Speeding up the journey toward clean energy through photocatalyst optimization
Osaka University researchers have studied the photocatalytic activity of oxyhalide materials and were able to demonstrate a relationship between parameters measured by time-resolved microwave conductivity (TRMC) and oxygen generation. Using the relationship, they optimized the processing temperature for the synthesis of the photocatalyst PbBiO2Cl, resulting in a three-fold improvement in the apparent quantum efficiency compared with previous reports. It is hoped that the findings will allow for high throughput screening and efficient photocatalyst development.

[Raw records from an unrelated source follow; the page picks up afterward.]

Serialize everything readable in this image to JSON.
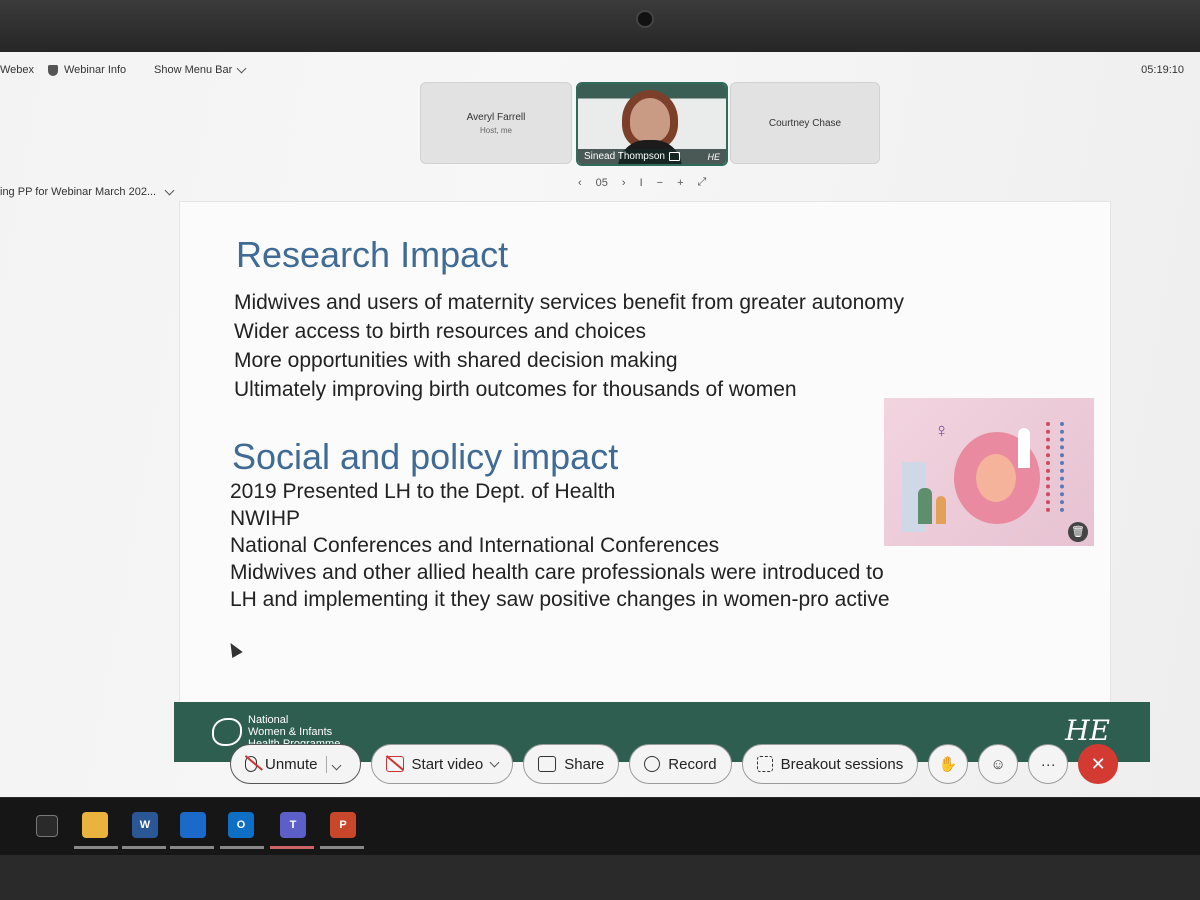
{
  "topbar": {
    "app": "Webex",
    "webinar_info": "Webinar Info",
    "show_menu_bar": "Show Menu Bar",
    "clock": "05:19:10"
  },
  "participants": [
    {
      "name": "Averyl Farrell",
      "role": "Host, me"
    },
    {
      "name": "Sinead Thompson"
    },
    {
      "name": "Courtney Chase"
    }
  ],
  "document": {
    "title": "ing PP for Webinar March 202..."
  },
  "slide_nav": {
    "page": "05",
    "separator": "I",
    "zoom_out": "−",
    "zoom_in": "+"
  },
  "slide": {
    "heading1": "Research Impact",
    "lines1": [
      "Midwives and users of maternity services benefit from greater autonomy",
      "Wider access to birth resources and choices",
      "More opportunities with shared decision making",
      "Ultimately improving birth outcomes for thousands of women"
    ],
    "heading2": "Social and policy impact",
    "lines2": [
      "2019 Presented LH to the Dept. of Health",
      "NWIHP",
      "National Conferences and International Conferences",
      "Midwives and other allied health care professionals were introduced to",
      "LH and implementing it they saw positive changes in women-pro active"
    ],
    "footer_org": [
      "National",
      "Women & Infants",
      "Health Programme"
    ],
    "footer_brand": "HSE"
  },
  "controls": {
    "unmute": "Unmute",
    "start_video": "Start video",
    "share": "Share",
    "record": "Record",
    "breakout": "Breakout sessions",
    "more": "···",
    "end": "✕"
  },
  "taskbar": {
    "word": "W",
    "outlook": "O",
    "teams": "T",
    "ppt": "P"
  },
  "colors": {
    "heading": "#3f6b94",
    "footer": "#2e5e50",
    "end_call": "#d23a32"
  }
}
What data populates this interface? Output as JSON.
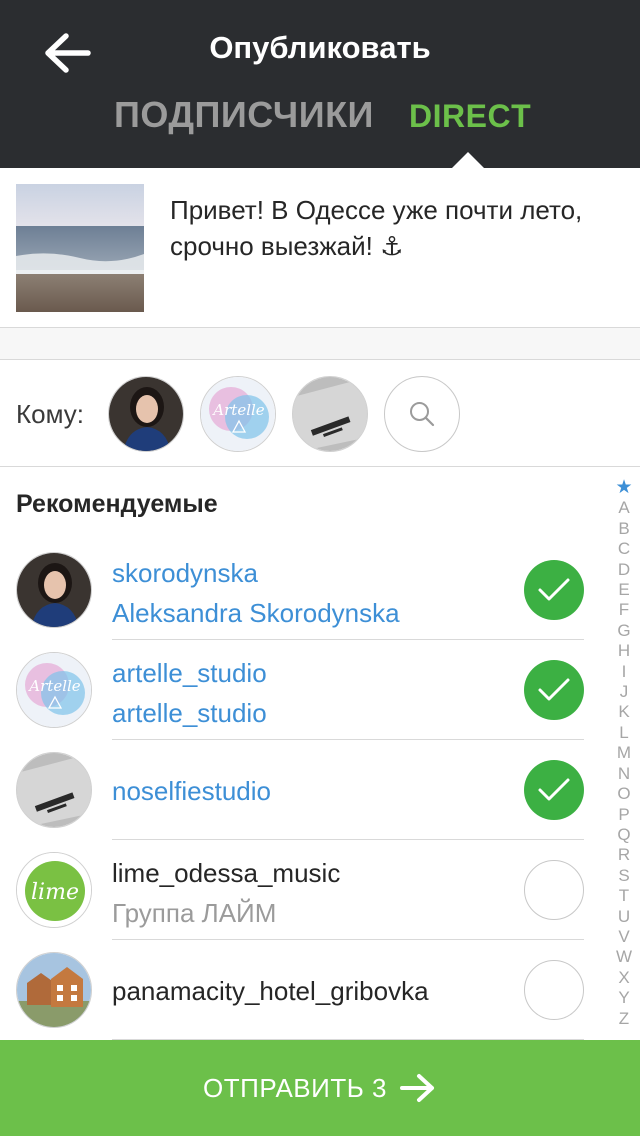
{
  "header": {
    "title": "Опубликовать",
    "back_icon": "arrow-left-icon",
    "tabs": [
      {
        "label": "ПОДПИСЧИКИ",
        "active": false
      },
      {
        "label": "DIRECT",
        "active": true
      }
    ]
  },
  "post": {
    "caption": "Привет! В Одессе уже почти лето, срочно выезжай! ⚓"
  },
  "recipients": {
    "label": "Кому:",
    "search_icon": "search-icon"
  },
  "suggested": {
    "title": "Рекомендуемые",
    "items": [
      {
        "username": "skorodynska",
        "full_name": "Aleksandra Skorodynska",
        "selected": true
      },
      {
        "username": "artelle_studio",
        "full_name": "artelle_studio",
        "selected": true
      },
      {
        "username": "noselfiestudio",
        "full_name": "",
        "selected": true
      },
      {
        "username": "lime_odessa_music",
        "full_name": "Группа ЛАЙМ",
        "selected": false
      },
      {
        "username": "panamacity_hotel_gribovka",
        "full_name": "",
        "selected": false
      }
    ]
  },
  "index": [
    "★",
    "A",
    "B",
    "C",
    "D",
    "E",
    "F",
    "G",
    "H",
    "I",
    "J",
    "K",
    "L",
    "M",
    "N",
    "O",
    "P",
    "Q",
    "R",
    "S",
    "T",
    "U",
    "V",
    "W",
    "X",
    "Y",
    "Z"
  ],
  "send": {
    "label": "ОТПРАВИТЬ 3"
  },
  "colors": {
    "header_bg": "#2b2d30",
    "accent_green": "#6cc04a",
    "check_green": "#3cb043",
    "link_blue": "#3d8fd6"
  }
}
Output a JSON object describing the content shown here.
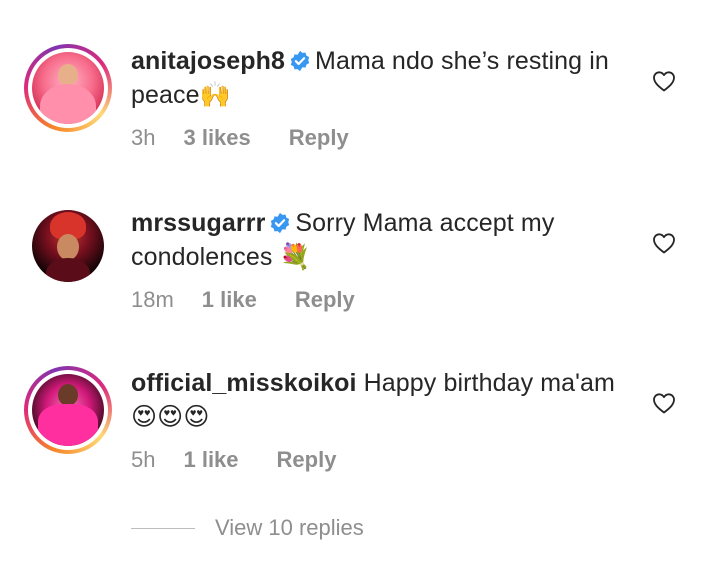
{
  "comments": [
    {
      "username": "anitajoseph8",
      "verified": true,
      "text": "Mama ndo she’s resting in peace🙌",
      "time": "3h",
      "likes": "3 likes",
      "reply": "Reply",
      "avatar_story_ring": true
    },
    {
      "username": "mrssugarrr",
      "verified": true,
      "text": "Sorry Mama accept my condolences 💐",
      "time": "18m",
      "likes": "1 like",
      "reply": "Reply",
      "avatar_story_ring": false
    },
    {
      "username": "official_misskoikoi",
      "verified": false,
      "text": "Happy birthday ma'am 😍😍😍",
      "time": "5h",
      "likes": "1 like",
      "reply": "Reply",
      "avatar_story_ring": true
    }
  ],
  "view_replies": "View 10 replies",
  "icons": {
    "like": "heart-outline-icon",
    "verified": "verified-badge-icon"
  },
  "colors": {
    "text": "#262626",
    "secondary": "#8e8e8e",
    "verified": "#3897f0"
  }
}
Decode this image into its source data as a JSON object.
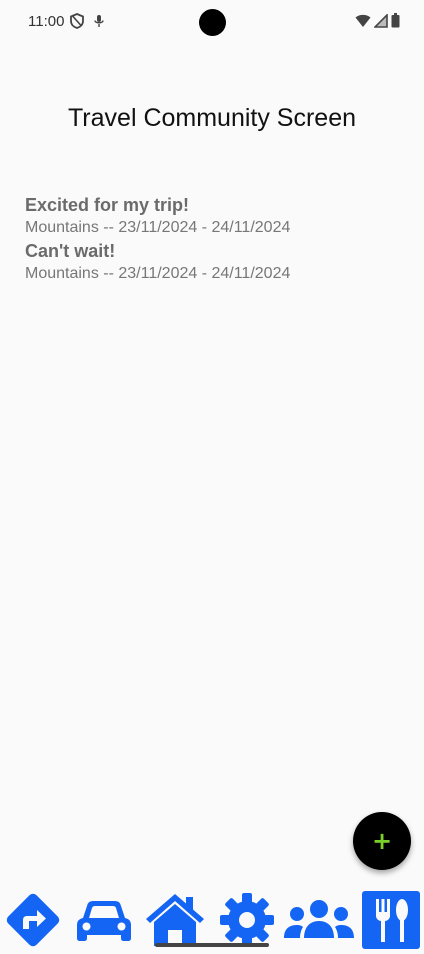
{
  "status_bar": {
    "time": "11:00",
    "left_icons": [
      "shield-icon",
      "mic-icon"
    ],
    "right_icons": [
      "wifi-icon",
      "signal-icon",
      "battery-icon"
    ]
  },
  "page": {
    "title": "Travel Community Screen"
  },
  "posts": [
    {
      "title": "Excited for my trip!",
      "meta": "Mountains -- 23/11/2024 - 24/11/2024"
    },
    {
      "title": "Can't wait!",
      "meta": "Mountains -- 23/11/2024 - 24/11/2024"
    }
  ],
  "fab": {
    "label": "+",
    "icon": "add-icon",
    "background": "#000000",
    "foreground": "#7bd12b"
  },
  "bottom_nav": {
    "accent": "#1565f5",
    "items": [
      {
        "icon": "directions-icon"
      },
      {
        "icon": "car-icon"
      },
      {
        "icon": "home-icon"
      },
      {
        "icon": "settings-icon"
      },
      {
        "icon": "community-icon",
        "selected": true
      },
      {
        "icon": "restaurant-icon"
      }
    ]
  }
}
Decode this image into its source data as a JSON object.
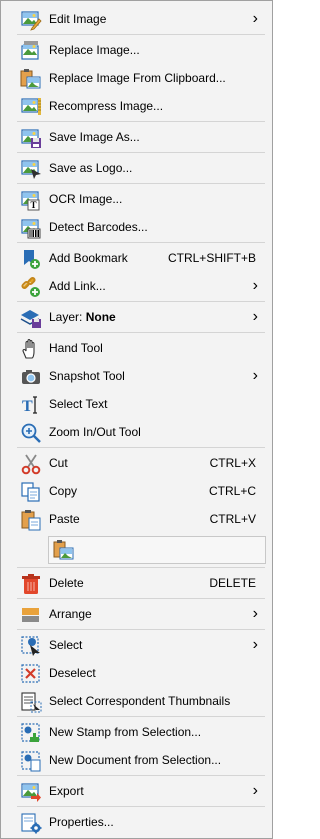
{
  "menu": {
    "items": [
      {
        "name": "edit-image",
        "label": "Edit Image",
        "submenu": true,
        "icon": "edit-image-icon"
      },
      {
        "sep": true
      },
      {
        "name": "replace-image",
        "label": "Replace Image...",
        "icon": "replace-image-icon"
      },
      {
        "name": "replace-image-clipboard",
        "label": "Replace Image From Clipboard...",
        "icon": "replace-clipboard-icon"
      },
      {
        "name": "recompress-image",
        "label": "Recompress Image...",
        "icon": "recompress-image-icon"
      },
      {
        "sep": true
      },
      {
        "name": "save-image-as",
        "label": "Save Image As...",
        "icon": "save-image-icon"
      },
      {
        "sep": true
      },
      {
        "name": "save-as-logo",
        "label": "Save as Logo...",
        "icon": "save-logo-icon"
      },
      {
        "sep": true
      },
      {
        "name": "ocr-image",
        "label": "OCR Image...",
        "icon": "ocr-image-icon"
      },
      {
        "name": "detect-barcodes",
        "label": "Detect Barcodes...",
        "icon": "barcode-icon"
      },
      {
        "sep": true
      },
      {
        "name": "add-bookmark",
        "label": "Add Bookmark",
        "shortcut": "CTRL+SHIFT+B",
        "icon": "bookmark-icon"
      },
      {
        "name": "add-link",
        "label": "Add Link...",
        "submenu": true,
        "icon": "link-icon"
      },
      {
        "sep": true
      },
      {
        "name": "layer",
        "label": "Layer:",
        "bold": "None",
        "submenu": true,
        "icon": "layer-icon"
      },
      {
        "sep": true
      },
      {
        "name": "hand-tool",
        "label": "Hand Tool",
        "icon": "hand-icon"
      },
      {
        "name": "snapshot-tool",
        "label": "Snapshot Tool",
        "submenu": true,
        "icon": "camera-icon"
      },
      {
        "name": "select-text",
        "label": "Select Text",
        "icon": "select-text-icon"
      },
      {
        "name": "zoom-tool",
        "label": "Zoom In/Out Tool",
        "icon": "zoom-icon"
      },
      {
        "sep": true
      },
      {
        "name": "cut",
        "label": "Cut",
        "shortcut": "CTRL+X",
        "icon": "scissors-icon"
      },
      {
        "name": "copy",
        "label": "Copy",
        "shortcut": "CTRL+C",
        "icon": "copy-icon"
      },
      {
        "name": "paste",
        "label": "Paste",
        "shortcut": "CTRL+V",
        "icon": "paste-icon"
      },
      {
        "pastebox": true
      },
      {
        "sep": true
      },
      {
        "name": "delete",
        "label": "Delete",
        "shortcut": "DELETE",
        "icon": "trash-icon"
      },
      {
        "sep": true
      },
      {
        "name": "arrange",
        "label": "Arrange",
        "submenu": true,
        "icon": "arrange-icon"
      },
      {
        "sep": true
      },
      {
        "name": "select",
        "label": "Select",
        "submenu": true,
        "icon": "select-icon"
      },
      {
        "name": "deselect",
        "label": "Deselect",
        "icon": "deselect-icon"
      },
      {
        "name": "select-thumbnails",
        "label": "Select Correspondent Thumbnails",
        "icon": "thumbnails-icon"
      },
      {
        "sep": true
      },
      {
        "name": "new-stamp",
        "label": "New Stamp from Selection...",
        "icon": "stamp-icon"
      },
      {
        "name": "new-document",
        "label": "New Document from Selection...",
        "icon": "new-document-icon"
      },
      {
        "sep": true
      },
      {
        "name": "export",
        "label": "Export",
        "submenu": true,
        "icon": "export-icon"
      },
      {
        "sep": true
      },
      {
        "name": "properties",
        "label": "Properties...",
        "icon": "properties-icon"
      }
    ]
  }
}
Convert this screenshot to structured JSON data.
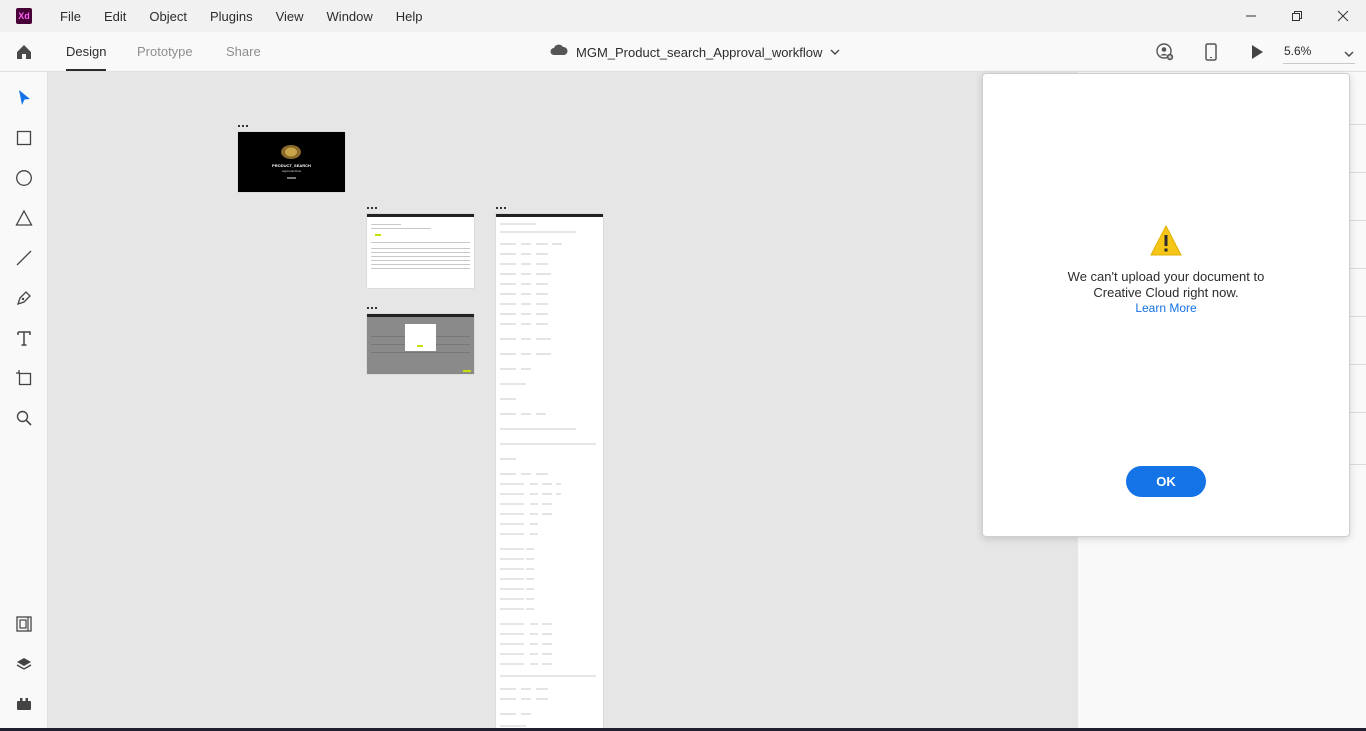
{
  "app": {
    "logo_text": "Xd",
    "brand_color": "#470137"
  },
  "menu": {
    "items": [
      "File",
      "Edit",
      "Object",
      "Plugins",
      "View",
      "Window",
      "Help"
    ]
  },
  "window_controls": [
    "minimize-icon",
    "restore-icon",
    "close-icon"
  ],
  "toolbar": {
    "tabs": [
      {
        "label": "Design",
        "active": true
      },
      {
        "label": "Prototype",
        "active": false
      },
      {
        "label": "Share",
        "active": false
      }
    ],
    "document_title": "MGM_Product_search_Approval_workflow",
    "zoom": "5.6%"
  },
  "tools": [
    "select-icon",
    "rectangle-icon",
    "ellipse-icon",
    "polygon-icon",
    "line-icon",
    "pen-icon",
    "text-icon",
    "artboard-icon",
    "zoom-icon"
  ],
  "bottom_tools": [
    "assets-icon",
    "layers-icon",
    "plugins-icon"
  ],
  "artboards": {
    "splash": {
      "title": "PRODUCT_SEARCH",
      "subtitle": "Approval Flow"
    }
  },
  "dialog": {
    "line1": "We can't upload your document to",
    "line2": "Creative Cloud right now.",
    "link": "Learn More",
    "ok_label": "OK"
  },
  "colors": {
    "accent": "#1473e6",
    "warning": "#f5c518"
  }
}
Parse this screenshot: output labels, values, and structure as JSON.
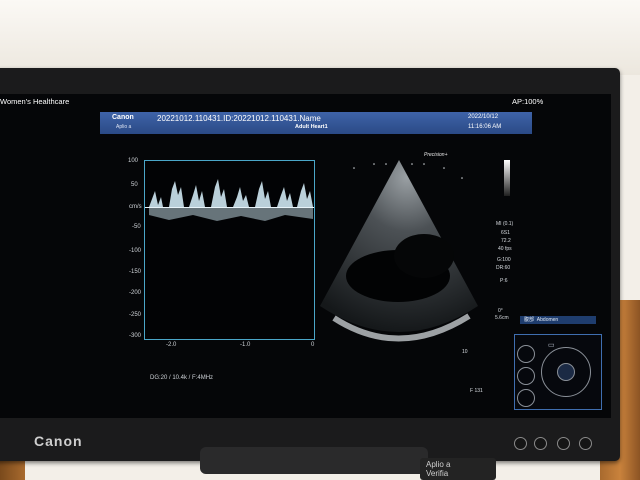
{
  "header": {
    "brand": "Women's Healthcare",
    "ap_indicator": "AP:100%",
    "manufacturer": "Canon",
    "system_model": "Aplio a",
    "patient_line": "20221012.110431.ID:20221012.110431.Name",
    "protocol": "Adult Heart1",
    "date": "2022/10/12",
    "time": "11:16:06 AM"
  },
  "doppler": {
    "y_tick_labels": [
      "100",
      "50",
      "cm/s",
      "-50",
      "-100",
      "-150",
      "-200",
      "-250",
      "-300"
    ],
    "x_tick_labels": [
      "-2.0",
      "-1.0",
      "0"
    ],
    "params": "DG:20 / 10.4k / F:4MHz"
  },
  "image": {
    "preset": "Precision+",
    "depth_marker": "10",
    "params": [
      "MI (0.1)",
      "6S1",
      "72.2",
      "40 fps",
      "G:100",
      "DR:60",
      "P:6",
      "0°",
      "5.6cm"
    ],
    "depth_label_bottom": "F 131"
  },
  "panel": {
    "body_marker": "Abdomen",
    "body_marker_jp": "腹部"
  },
  "bezel": {
    "logo": "Canon",
    "sticker_line1": "Aplio a",
    "sticker_line2": "Verifia"
  },
  "colors": {
    "title_bar": "#3e63a8",
    "doppler_border": "#4aa6c8",
    "panel_border": "#3f6eb0"
  }
}
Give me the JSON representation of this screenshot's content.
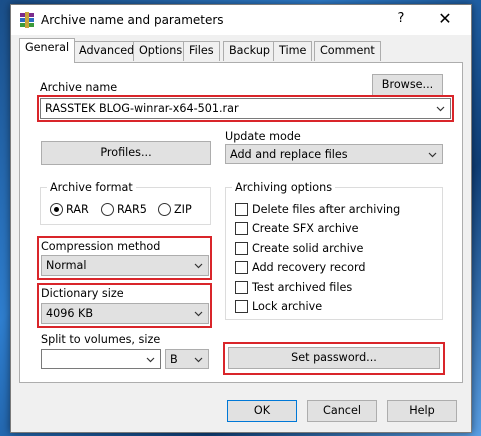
{
  "window": {
    "title": "Archive name and parameters",
    "help": "?",
    "close": "✕"
  },
  "tabs": [
    {
      "label": "General"
    },
    {
      "label": "Advanced"
    },
    {
      "label": "Options"
    },
    {
      "label": "Files"
    },
    {
      "label": "Backup"
    },
    {
      "label": "Time"
    },
    {
      "label": "Comment"
    }
  ],
  "archive_name": {
    "label": "Archive name",
    "value": "RASSTEK BLOG-winrar-x64-501.rar",
    "browse": "Browse..."
  },
  "profiles": {
    "label": "Profiles..."
  },
  "update_mode": {
    "label": "Update mode",
    "value": "Add and replace files"
  },
  "archive_format": {
    "title": "Archive format",
    "options": [
      {
        "label": "RAR",
        "checked": true
      },
      {
        "label": "RAR5",
        "checked": false
      },
      {
        "label": "ZIP",
        "checked": false
      }
    ]
  },
  "compression": {
    "label": "Compression method",
    "value": "Normal"
  },
  "dictionary": {
    "label": "Dictionary size",
    "value": "4096 KB"
  },
  "split": {
    "label": "Split to volumes, size",
    "value": "",
    "unit": "B"
  },
  "archiving_options": {
    "title": "Archiving options",
    "items": [
      {
        "label": "Delete files after archiving",
        "checked": false
      },
      {
        "label": "Create SFX archive",
        "checked": false
      },
      {
        "label": "Create solid archive",
        "checked": false
      },
      {
        "label": "Add recovery record",
        "checked": false
      },
      {
        "label": "Test archived files",
        "checked": false
      },
      {
        "label": "Lock archive",
        "checked": false
      }
    ]
  },
  "set_password": {
    "label": "Set password..."
  },
  "footer": {
    "ok": "OK",
    "cancel": "Cancel",
    "help": "Help"
  },
  "colors": {
    "highlight_box": "#d9252a",
    "window_bg": "#f0f0f0",
    "panel_bg": "#ffffff"
  }
}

Photocatalysts that harness light energy and use it to split water into hydrogen and oxygen could make hydrogen a potential clean energy source. However, the optimization of photocatalyst candidate materials usually requires a considerable time investment. Now, researchers at Osaka University have demonstrated a link between easy-to-measure quantities and catalyst performance that could provide a rapid evaluation method.
The conversion of light energy to chemical energy using photocatalysts has been widely reported, but the continual optimization of photocatalytic materials is critical for their successful application. The properties of photocatalysts, including their surface area, crystallinity and various electronic features, affect their activity. These properties can be influenced by the techniques and specific conditions used to prepare them, thus leading to a broad range of materials that could be evaluated.
Testing material is a time-consuming process that has yet to be accelerated—until now. In a report published in ACS Energy Letters, Osaka researchers have shown the relationship between time-resolved microwave conductivity (TRMC) measurements and the photocatalytic performance of semiconductor materials. TRMC is a process that allows photocatalysts to be evaluated in powder form, which leads to significantly higher throughput.
"We have been able to show that the oxygen evolution rate of a photocatalyst—which is a measure of activity—can be determined from the photoconductivity and the half-lifetime determined by TRMC," explains study lead author Hajime Suzuki. "Applying this relationship to materials makes evaluating their potential much more efficient."
The researchers used their findings to determine the optimum processing temperature for a material that had not been extensively studied, PbBiO2Cl, and were able to produce an analogue that had an apparent quantum efficiency of 3 percent—three times higher than had been achieved in previous studies using higher processing temperatures.
"We hope that the principles of our findings can be widely applied to improve the efficiency and ease of screening materials, finding candidates, and choosing synthesis conditions," study corresponding author Akinori Saeki explains. "In terms of the broader picture, high throughput processes could accelerate the development of cleaner energy solutions."